Capitalism remains controversial

I find it astonishing the extent to which people continue to resist the basic way that the price system allocates goods — even in America! The idea that prices should move up or down, in order to balance supply and demand, is something that remains unintuitive, and morally repellent, to most people. There is a lovely example of this in the recent fuss over Uber’s surge pricing scheme. Anyone interested in the “sociology of market behaviour” should find this and this fascinating reading. Basically, Uber’s prices go up or down in real time, depending on how many people want rides and how many drivers are on the road. It’s a nice example of a firm using technology to create something like the perfect market of Economics 101 fame. And one would think that consumers would prefer high prices to shortages (i.e. queueing, long wait times, etc.) yet people hate it.

I guess what I find surprising is that, after over 200 years of economists trying to explain why it should be so, and people more-or-less accepting that explanation, there remains this incredibly recalcitrant moral intuition. Don’t get me wrong — the market isn’t going anywhere, and I think Uber’s price system makes perfect sense. I guess the puzzling (philosophical) question is how the market could be the dominant economic institution in our lives, and yet our moral intuitions could fail to adjust (over generations!) to its central organizing principle.



Capitalism remains controversial — 5 Comments

  1. … because our moral psychology evolved in steady-state economies in which “share equally” and “share proportionately to status” were pretty much the only distributive rules, and “encourage future production and innovation” was not especially relevant?

  2. The reason is that most market prices tend to be quite sticky (or resistant to change).

    In his 1998 book “Asking About Prices”, Alan Blinder published the results of his survey of 200 firms (chosen on how well they represented US GDP). According to “Table 4.1: Number of Price Changes in a Typical Year (n=186 responses)”,

    less than 1 10.2% 10.2%
    1 39.2% 49.2%
    1.01 to 2 15.6% 65.0%
    2.01 to 4 12.9% 77.9%
    4.01 to 12 7.5% 85.4%
    12.01 to 52 4.3% 89.7%
    52.01 to 365 8.6% 98.6%
    more than 365 1.6% 100.0%


    Be sure to also look at Tables 4.3-4.5 (which show how much lag in months there is after a change in demand or cost), 4.7 (which shows the time interval periodic price reviews), and 4.8 (“When You Do Raise or Lower Prices, Do You Normally Do It All at Once or in a Series of Smaller Change?).

    Presumably, many Americans do not see opposition to surge pricing as inconsistent with support for capitalism because most markets do not resemble auctions (or, alternatively, most markets are very slowly moving auctions).

    A link to the publisher’s website for Blinder’s book:

  3. Ugh. Table 4.1 did not format well. I hope this is more legible.

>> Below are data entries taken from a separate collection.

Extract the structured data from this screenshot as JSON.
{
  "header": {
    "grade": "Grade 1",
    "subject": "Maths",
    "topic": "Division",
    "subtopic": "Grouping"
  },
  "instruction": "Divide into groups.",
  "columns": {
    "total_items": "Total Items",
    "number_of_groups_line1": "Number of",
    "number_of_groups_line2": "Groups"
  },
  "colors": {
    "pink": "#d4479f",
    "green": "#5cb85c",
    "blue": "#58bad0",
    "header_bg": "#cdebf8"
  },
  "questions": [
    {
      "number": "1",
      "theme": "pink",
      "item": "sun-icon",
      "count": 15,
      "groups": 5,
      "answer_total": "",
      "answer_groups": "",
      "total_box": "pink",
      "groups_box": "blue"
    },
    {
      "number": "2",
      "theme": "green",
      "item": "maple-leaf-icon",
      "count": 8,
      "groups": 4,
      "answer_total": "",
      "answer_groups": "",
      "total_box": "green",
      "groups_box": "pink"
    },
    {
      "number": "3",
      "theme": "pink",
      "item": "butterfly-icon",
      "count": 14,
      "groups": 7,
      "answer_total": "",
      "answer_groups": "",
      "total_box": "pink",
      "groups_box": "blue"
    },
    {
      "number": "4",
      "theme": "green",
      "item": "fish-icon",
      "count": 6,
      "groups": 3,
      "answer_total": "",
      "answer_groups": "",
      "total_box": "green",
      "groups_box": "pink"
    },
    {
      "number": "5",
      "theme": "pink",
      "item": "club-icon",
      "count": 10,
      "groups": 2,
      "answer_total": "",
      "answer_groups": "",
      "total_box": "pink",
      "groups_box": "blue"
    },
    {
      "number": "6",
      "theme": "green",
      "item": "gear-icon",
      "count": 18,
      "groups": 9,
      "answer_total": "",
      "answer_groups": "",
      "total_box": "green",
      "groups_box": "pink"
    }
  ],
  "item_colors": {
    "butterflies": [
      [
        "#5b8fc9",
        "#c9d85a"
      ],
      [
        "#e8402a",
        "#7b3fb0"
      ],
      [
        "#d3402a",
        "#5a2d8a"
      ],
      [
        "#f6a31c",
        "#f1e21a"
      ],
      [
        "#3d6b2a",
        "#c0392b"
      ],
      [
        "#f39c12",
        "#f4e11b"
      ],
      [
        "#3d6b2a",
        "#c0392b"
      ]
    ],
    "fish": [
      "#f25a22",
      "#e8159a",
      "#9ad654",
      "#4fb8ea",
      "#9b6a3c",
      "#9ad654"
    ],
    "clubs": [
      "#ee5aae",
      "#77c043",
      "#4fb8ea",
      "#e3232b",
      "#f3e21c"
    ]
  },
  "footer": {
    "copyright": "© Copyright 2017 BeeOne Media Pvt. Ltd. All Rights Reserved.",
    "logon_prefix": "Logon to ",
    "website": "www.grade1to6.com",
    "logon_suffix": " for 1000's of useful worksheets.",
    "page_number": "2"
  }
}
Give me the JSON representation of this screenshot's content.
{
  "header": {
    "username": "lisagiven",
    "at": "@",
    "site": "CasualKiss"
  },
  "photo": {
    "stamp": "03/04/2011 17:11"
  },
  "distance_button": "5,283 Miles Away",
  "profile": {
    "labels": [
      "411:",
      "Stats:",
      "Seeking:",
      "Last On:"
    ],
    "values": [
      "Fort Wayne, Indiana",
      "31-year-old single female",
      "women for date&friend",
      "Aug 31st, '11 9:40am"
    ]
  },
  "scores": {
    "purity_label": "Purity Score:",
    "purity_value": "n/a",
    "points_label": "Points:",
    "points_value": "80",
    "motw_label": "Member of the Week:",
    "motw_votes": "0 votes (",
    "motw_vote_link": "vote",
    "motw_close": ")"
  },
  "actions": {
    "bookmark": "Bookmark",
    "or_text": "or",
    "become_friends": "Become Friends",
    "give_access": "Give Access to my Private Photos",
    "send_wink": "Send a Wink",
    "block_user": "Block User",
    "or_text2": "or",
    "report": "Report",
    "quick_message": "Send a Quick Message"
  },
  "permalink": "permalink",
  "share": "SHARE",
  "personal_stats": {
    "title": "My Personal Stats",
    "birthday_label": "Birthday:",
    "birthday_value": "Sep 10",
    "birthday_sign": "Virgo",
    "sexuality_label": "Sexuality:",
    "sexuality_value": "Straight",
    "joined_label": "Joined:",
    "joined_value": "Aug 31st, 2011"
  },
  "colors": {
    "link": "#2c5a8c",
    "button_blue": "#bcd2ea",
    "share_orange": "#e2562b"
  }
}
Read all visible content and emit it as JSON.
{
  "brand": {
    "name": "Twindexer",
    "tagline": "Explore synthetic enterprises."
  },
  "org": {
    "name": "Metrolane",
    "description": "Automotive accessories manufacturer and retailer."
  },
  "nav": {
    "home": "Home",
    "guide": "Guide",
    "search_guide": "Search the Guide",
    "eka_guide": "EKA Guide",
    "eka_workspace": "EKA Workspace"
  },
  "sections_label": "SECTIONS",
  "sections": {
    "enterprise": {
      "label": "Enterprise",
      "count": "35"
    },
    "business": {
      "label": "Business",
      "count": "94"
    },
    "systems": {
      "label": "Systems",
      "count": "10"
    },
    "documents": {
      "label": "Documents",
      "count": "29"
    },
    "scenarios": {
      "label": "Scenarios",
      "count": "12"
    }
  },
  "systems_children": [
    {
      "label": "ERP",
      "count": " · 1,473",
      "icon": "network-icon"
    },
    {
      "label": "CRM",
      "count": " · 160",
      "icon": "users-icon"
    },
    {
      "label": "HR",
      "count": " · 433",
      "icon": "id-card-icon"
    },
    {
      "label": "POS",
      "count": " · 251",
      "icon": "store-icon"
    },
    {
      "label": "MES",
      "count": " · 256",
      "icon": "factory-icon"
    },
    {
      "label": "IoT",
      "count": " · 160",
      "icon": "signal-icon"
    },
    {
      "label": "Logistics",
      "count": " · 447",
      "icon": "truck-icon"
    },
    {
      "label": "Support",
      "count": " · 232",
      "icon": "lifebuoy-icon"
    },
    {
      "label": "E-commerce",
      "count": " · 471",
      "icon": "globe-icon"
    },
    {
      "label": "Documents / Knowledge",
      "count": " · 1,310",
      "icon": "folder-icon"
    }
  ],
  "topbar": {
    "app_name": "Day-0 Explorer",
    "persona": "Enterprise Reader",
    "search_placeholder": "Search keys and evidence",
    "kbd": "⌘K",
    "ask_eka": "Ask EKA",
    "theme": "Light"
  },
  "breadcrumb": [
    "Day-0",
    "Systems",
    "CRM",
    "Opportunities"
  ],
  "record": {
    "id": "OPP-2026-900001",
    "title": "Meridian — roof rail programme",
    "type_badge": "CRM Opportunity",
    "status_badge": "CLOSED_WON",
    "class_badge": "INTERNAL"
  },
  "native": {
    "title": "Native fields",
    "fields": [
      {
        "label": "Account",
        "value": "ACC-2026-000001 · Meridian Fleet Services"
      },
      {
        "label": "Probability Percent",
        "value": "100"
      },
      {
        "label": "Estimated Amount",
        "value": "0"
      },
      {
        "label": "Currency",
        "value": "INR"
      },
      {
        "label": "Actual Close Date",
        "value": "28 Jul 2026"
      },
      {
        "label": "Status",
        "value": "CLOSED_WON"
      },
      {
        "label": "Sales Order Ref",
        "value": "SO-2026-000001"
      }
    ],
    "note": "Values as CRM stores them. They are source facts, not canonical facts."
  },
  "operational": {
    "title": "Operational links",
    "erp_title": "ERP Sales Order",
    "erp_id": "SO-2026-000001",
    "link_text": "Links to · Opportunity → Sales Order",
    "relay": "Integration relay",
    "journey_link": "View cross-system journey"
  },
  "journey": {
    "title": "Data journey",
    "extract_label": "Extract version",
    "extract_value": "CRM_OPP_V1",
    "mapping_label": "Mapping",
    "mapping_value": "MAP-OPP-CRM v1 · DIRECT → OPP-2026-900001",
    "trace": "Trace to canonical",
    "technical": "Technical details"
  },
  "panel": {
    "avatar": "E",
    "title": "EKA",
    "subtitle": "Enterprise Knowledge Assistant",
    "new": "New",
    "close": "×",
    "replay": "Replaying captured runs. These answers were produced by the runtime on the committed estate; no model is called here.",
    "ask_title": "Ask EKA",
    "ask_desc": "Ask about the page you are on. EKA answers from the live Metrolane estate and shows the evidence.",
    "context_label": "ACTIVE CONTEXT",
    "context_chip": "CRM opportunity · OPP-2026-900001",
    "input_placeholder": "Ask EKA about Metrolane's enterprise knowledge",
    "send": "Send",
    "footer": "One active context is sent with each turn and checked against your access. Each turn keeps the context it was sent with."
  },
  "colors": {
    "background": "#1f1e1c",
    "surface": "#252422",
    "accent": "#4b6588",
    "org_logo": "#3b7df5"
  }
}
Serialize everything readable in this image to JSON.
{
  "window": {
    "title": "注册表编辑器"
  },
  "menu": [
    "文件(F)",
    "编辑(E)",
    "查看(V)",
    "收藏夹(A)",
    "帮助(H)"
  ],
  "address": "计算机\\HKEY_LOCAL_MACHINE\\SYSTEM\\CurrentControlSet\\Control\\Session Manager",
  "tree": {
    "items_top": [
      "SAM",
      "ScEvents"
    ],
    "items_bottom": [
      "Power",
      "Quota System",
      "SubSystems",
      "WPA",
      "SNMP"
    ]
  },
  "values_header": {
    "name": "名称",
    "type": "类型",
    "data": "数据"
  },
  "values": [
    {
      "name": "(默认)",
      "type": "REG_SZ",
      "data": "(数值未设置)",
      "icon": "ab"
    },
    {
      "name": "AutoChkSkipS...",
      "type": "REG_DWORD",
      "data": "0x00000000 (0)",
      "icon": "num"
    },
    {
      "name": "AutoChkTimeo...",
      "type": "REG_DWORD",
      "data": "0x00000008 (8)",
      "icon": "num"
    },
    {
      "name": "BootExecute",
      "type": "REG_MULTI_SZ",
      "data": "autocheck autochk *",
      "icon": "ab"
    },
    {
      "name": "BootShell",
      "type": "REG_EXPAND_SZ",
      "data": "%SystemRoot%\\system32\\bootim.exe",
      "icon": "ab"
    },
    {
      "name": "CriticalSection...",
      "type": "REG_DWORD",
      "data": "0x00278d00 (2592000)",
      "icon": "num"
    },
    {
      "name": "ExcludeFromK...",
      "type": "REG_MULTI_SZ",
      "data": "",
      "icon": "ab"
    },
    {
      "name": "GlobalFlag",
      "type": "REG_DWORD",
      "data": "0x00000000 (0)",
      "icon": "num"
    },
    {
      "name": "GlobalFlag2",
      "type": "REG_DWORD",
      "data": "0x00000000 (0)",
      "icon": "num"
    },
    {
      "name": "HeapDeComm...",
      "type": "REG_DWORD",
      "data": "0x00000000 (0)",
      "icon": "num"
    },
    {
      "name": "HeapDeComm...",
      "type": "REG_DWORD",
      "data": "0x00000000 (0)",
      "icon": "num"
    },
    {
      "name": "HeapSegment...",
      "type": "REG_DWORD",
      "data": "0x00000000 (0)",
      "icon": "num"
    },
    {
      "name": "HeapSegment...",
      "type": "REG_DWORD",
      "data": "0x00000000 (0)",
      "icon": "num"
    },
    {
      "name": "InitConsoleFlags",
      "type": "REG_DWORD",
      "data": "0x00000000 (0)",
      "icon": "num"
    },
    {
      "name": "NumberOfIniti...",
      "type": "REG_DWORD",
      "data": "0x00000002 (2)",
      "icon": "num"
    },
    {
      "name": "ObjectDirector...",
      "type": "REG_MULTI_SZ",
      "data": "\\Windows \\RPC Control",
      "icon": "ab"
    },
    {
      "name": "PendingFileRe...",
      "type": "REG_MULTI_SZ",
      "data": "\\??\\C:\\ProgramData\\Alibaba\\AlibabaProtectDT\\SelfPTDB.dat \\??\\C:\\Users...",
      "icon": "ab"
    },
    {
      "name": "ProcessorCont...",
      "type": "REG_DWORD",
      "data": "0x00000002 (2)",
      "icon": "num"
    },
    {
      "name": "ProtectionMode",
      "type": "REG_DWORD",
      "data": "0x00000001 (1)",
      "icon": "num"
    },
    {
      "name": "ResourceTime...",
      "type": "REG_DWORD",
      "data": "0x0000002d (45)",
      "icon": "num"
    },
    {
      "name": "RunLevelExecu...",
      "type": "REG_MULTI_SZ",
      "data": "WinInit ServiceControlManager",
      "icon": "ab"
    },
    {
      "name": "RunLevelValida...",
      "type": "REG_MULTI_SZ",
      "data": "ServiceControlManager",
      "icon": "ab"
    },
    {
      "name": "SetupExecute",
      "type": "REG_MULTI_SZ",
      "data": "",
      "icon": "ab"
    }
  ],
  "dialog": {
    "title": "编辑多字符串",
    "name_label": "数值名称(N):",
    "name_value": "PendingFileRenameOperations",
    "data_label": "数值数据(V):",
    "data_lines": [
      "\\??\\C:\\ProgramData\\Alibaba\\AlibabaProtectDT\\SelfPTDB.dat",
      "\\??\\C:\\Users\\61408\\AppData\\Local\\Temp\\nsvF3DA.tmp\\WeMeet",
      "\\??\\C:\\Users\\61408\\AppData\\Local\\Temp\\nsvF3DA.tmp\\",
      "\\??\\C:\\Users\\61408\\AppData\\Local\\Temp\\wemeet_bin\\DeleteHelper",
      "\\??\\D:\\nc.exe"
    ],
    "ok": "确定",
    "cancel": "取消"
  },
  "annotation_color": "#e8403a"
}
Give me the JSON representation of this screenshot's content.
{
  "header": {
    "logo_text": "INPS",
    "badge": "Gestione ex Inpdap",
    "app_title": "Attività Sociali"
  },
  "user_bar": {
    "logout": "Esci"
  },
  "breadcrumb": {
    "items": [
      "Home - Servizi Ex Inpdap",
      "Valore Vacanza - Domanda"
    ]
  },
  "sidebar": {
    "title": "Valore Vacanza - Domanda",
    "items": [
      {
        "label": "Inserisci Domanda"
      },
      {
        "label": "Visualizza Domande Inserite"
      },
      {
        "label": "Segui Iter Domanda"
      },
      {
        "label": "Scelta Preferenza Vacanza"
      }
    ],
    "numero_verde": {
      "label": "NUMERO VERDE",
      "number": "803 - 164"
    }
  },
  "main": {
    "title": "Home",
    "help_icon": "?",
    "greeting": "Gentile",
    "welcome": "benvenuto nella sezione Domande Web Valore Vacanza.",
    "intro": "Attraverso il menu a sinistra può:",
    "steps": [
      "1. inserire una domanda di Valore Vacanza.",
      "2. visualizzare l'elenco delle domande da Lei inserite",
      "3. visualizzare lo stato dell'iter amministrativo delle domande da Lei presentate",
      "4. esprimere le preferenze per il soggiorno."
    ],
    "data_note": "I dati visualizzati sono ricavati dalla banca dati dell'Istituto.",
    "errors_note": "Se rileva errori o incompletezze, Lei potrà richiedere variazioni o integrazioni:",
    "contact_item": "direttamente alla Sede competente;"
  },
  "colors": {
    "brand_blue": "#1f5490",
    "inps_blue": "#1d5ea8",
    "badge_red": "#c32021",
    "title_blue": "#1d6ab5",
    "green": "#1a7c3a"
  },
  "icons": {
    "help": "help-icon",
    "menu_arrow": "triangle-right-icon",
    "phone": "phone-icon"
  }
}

    less than 1 | 10.2% | 10.2%
    1 | 39.2% | 49.2%
    1.01 to 2 | 15.6% | 65.0%
    2.01 to 4 | 12.9% | 77.9%
    4.01 to 12 | 7.5% | 85.4%
    12.01 to 52 | 4.3% | 89.7%
    52.01 to 365 | 8.6% | 98.6%
    more than 365 | 1.6% | 100.0%

    Since the prices of most real goods tend to change infrequently (at least in a low inflation economy), our moral intuitions or psychology do not usually have to directly face the logic of supply and demand through minute-by-minute or daily price changes (unless you directly participate in financial markets). Hence the spectacle of people who have been socialized in (and usually benefited from living in) market/capitalist economies for generations, but have not internalized surge pricing as an acceptable way to distribute goods.

    Also, we should distinguish between an individual’s preference for a high price versus a long wait, and her tolerance of the variability of any quantifiable obstacle to acquiring a good (whether by price or by waiting). A person could conceivably prefer a high price over a long wait in the abstract, but also prefer a predictably timed long wait over a highly variable price. A person with such preferences wouldn’t necessarily be irrational or inconsistent.

  4. I think that the current perceptions around the morality of pricing rests in the past few generations having lived in proximity, albeit an ever diminishing point in the rear view mirror, to one of the most prosperous eras in modern history (the postwar baby boom). This has largely formed our views of economic fairness. Currently, a child of a baby boomer is typically not going to easily acquire the ‘entitlements’ of middle class life they identified with their parent’s generation, like home ownership, without incurring a much higher level of debt, whilst wages are not typically experiencing growth at par or above inflation.

    Much is made about this generation perhaps being the first to do worse than the previous generation. When I hear this, I’m assuming that the ‘Greatest Generation’ is the starting point. I would argue that some of the current misfortune of Gen X/Y is as a result of listening to outmoded advice of their Boomer parents. By this I mean the preoccupation with home ownership, seen almost as a right. I think this is evidenced in Canada by the abysmal levels of RRSP and TFSA savings of generations Boomer, X & Y.